## Your goal
In the following material, identify every line holding the string "kind" and return it.
=====
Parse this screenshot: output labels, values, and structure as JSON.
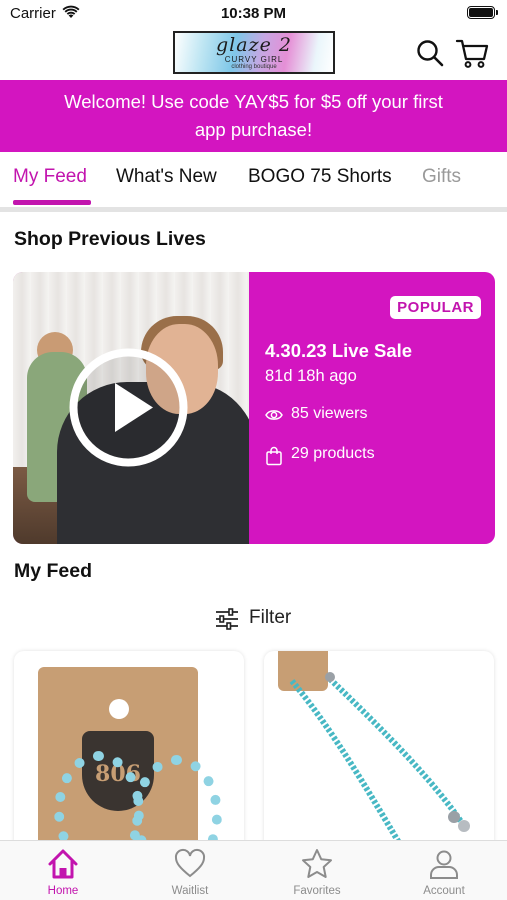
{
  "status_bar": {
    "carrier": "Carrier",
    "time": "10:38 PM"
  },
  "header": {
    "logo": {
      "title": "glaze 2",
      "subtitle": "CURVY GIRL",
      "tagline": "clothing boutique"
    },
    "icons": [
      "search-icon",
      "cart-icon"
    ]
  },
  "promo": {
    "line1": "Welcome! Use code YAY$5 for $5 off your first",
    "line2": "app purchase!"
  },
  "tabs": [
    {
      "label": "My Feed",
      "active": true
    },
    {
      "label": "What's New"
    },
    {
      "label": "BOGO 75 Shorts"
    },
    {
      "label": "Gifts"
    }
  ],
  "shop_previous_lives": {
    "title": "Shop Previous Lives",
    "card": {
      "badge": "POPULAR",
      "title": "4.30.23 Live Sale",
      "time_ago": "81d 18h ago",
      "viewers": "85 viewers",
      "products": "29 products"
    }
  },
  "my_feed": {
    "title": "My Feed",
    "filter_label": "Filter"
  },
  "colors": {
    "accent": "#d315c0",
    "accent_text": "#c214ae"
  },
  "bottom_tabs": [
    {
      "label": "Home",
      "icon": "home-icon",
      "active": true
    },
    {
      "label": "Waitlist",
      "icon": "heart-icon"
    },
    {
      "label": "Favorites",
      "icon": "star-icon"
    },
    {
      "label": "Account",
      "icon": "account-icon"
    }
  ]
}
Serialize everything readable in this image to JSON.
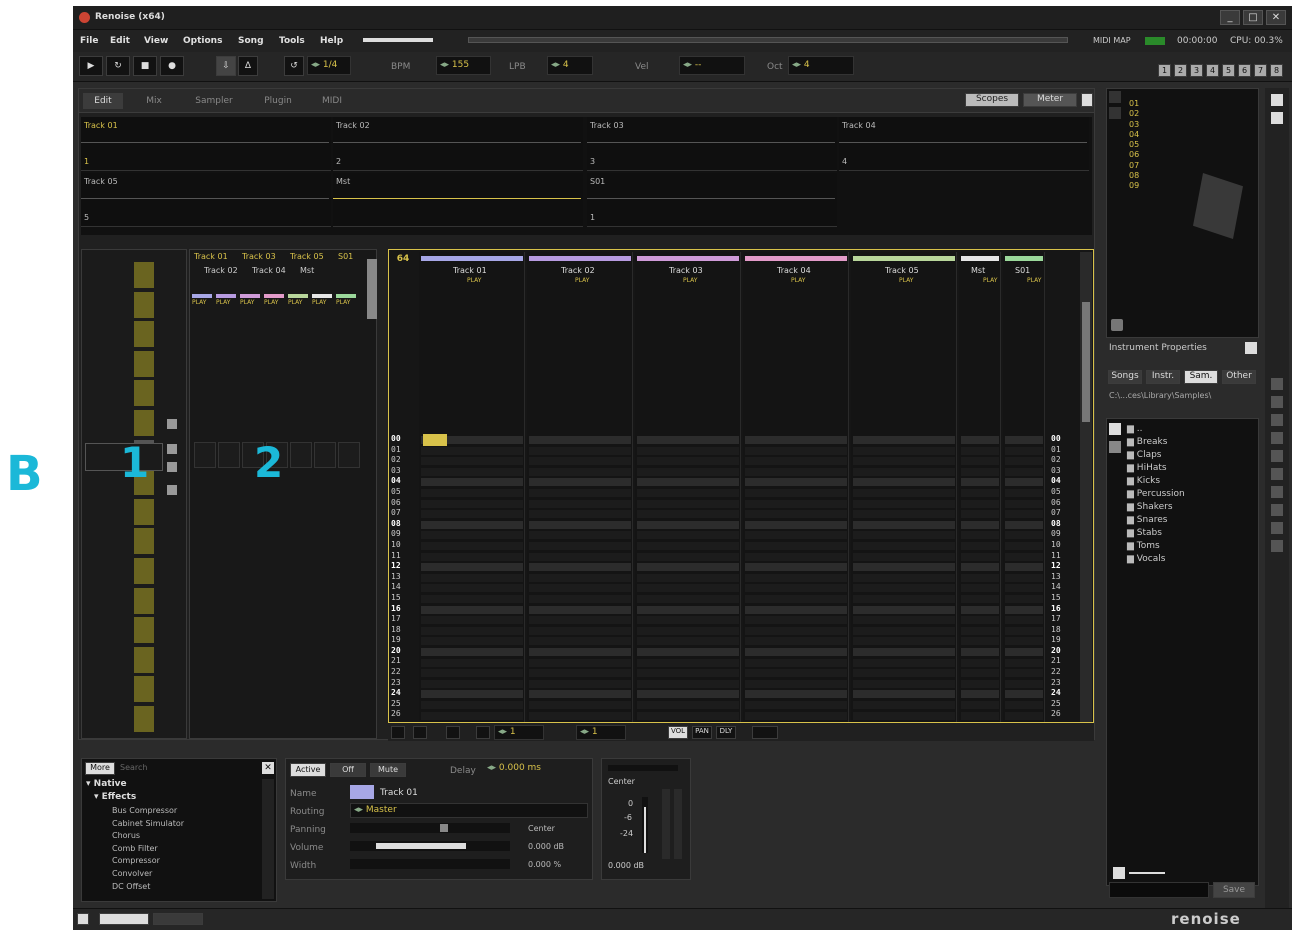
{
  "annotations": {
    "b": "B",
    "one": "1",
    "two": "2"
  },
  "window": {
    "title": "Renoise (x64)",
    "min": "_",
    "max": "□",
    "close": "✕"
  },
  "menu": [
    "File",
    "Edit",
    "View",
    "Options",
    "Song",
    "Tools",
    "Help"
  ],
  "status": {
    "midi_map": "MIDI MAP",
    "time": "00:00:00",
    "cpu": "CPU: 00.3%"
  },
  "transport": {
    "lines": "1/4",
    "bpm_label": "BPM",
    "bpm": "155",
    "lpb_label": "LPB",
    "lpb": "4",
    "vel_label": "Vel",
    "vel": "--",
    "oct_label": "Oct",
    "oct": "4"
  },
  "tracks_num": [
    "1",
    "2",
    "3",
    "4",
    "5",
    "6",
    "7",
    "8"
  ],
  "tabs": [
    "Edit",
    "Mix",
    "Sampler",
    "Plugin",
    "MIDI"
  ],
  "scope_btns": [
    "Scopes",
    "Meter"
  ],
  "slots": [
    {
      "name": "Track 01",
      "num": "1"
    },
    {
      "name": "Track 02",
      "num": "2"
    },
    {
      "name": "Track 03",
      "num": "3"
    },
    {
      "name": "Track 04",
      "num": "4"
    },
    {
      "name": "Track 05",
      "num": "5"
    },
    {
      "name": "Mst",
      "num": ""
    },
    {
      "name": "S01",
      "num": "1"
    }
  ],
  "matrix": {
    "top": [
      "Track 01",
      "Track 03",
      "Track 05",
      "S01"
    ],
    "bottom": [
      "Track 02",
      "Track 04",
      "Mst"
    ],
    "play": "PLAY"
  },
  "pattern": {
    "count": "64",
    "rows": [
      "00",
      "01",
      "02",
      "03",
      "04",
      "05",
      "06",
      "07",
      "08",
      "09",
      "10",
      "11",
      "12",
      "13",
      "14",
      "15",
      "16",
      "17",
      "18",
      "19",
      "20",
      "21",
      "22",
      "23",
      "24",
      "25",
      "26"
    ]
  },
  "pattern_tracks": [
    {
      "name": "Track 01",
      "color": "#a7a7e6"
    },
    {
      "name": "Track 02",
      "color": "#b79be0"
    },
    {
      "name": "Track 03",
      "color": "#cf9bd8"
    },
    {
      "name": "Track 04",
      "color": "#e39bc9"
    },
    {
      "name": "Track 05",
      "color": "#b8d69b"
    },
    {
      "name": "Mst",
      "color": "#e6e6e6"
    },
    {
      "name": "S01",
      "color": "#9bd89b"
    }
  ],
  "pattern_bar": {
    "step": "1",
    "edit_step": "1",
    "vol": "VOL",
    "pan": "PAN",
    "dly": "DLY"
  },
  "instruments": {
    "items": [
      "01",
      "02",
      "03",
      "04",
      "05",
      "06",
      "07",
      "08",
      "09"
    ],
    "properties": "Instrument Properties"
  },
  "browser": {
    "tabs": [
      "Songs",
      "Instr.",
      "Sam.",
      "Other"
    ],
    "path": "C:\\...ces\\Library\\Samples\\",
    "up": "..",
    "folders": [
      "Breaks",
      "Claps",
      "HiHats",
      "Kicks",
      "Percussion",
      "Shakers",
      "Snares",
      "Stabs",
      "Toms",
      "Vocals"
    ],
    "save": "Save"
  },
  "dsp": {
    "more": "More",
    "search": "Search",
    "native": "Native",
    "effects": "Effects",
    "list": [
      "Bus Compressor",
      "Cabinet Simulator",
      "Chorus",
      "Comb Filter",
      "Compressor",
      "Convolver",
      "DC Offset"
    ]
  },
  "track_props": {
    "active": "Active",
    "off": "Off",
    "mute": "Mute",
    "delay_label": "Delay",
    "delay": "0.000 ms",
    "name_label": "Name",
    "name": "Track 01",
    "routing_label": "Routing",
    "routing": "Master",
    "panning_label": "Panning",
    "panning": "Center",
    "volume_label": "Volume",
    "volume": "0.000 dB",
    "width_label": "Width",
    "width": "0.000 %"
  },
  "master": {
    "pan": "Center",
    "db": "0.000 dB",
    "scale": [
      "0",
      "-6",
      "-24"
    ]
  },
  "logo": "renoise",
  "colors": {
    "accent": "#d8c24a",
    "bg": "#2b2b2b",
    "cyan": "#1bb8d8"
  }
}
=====
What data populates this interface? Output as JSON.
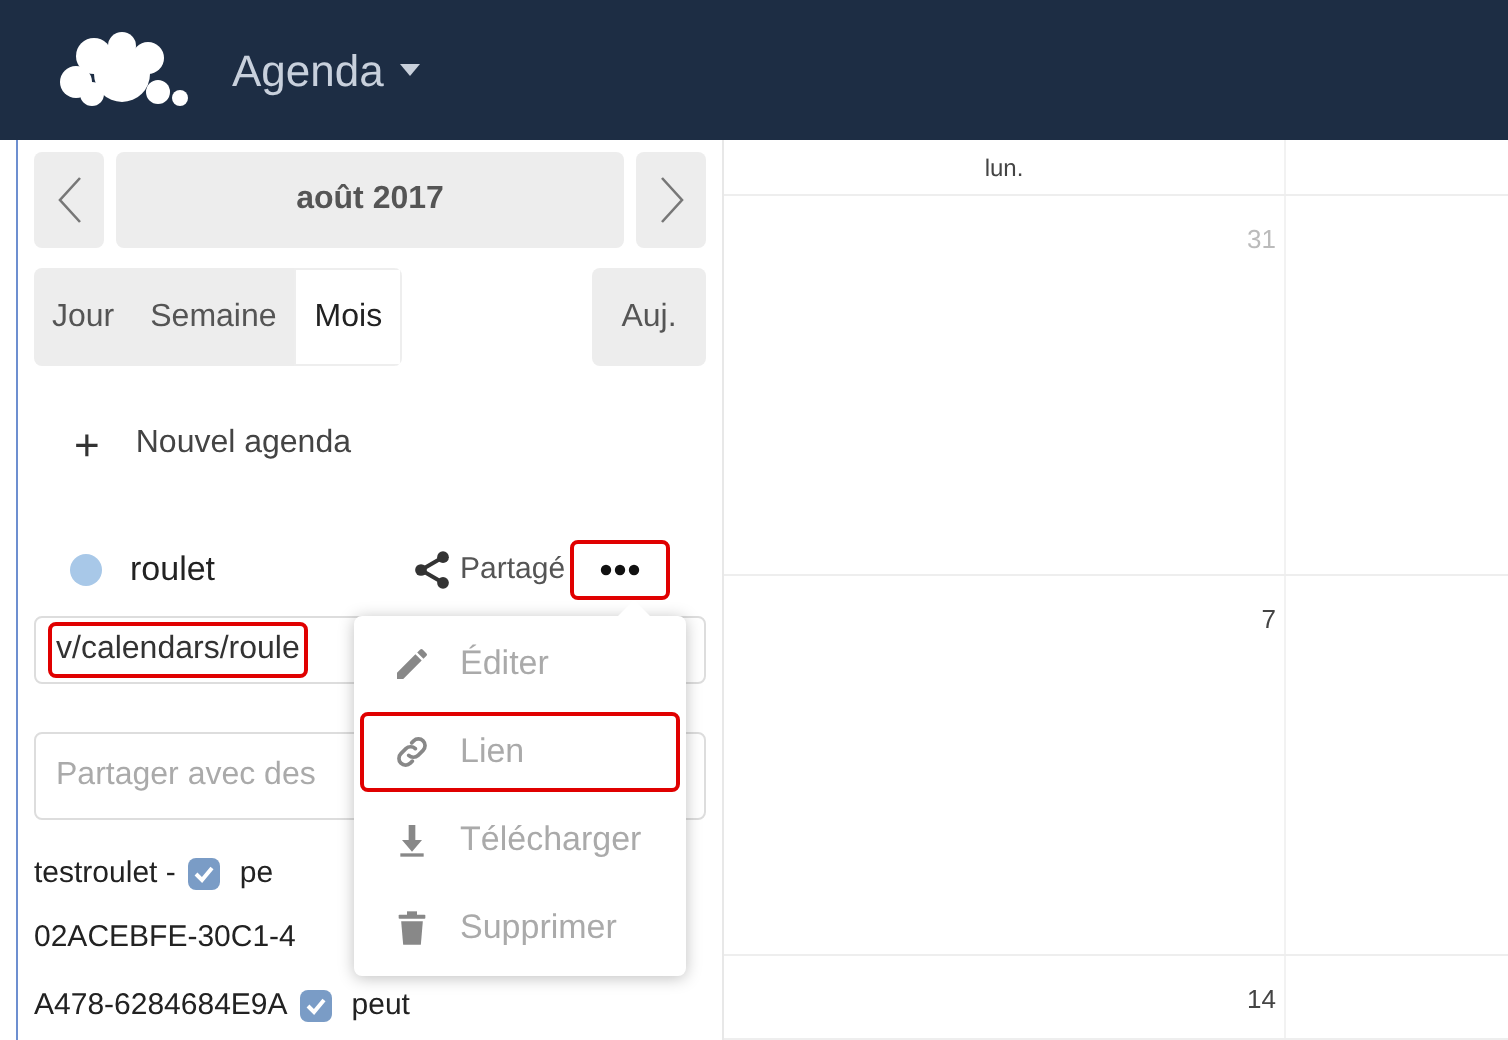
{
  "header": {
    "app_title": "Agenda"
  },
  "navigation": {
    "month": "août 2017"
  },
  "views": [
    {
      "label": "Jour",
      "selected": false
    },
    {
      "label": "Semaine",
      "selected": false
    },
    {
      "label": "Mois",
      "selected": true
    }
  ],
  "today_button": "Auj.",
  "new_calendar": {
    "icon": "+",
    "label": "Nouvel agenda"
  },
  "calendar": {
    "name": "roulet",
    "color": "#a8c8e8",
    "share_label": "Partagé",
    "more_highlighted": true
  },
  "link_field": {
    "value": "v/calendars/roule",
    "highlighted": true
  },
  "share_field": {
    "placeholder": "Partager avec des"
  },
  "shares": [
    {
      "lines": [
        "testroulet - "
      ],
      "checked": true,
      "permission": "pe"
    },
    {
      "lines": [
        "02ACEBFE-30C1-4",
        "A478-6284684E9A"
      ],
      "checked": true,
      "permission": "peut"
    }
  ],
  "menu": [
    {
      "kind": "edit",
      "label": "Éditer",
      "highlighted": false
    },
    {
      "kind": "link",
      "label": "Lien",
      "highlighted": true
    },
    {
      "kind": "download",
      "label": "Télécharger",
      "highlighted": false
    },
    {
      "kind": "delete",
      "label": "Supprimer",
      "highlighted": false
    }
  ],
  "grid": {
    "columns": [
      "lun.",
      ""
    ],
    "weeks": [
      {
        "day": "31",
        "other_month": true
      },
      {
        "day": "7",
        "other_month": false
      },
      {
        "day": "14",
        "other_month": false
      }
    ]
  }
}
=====
## Exercise result
      "kind": "edit",
      "kind": "link",
      "kind": "download",
      "kind": "delete",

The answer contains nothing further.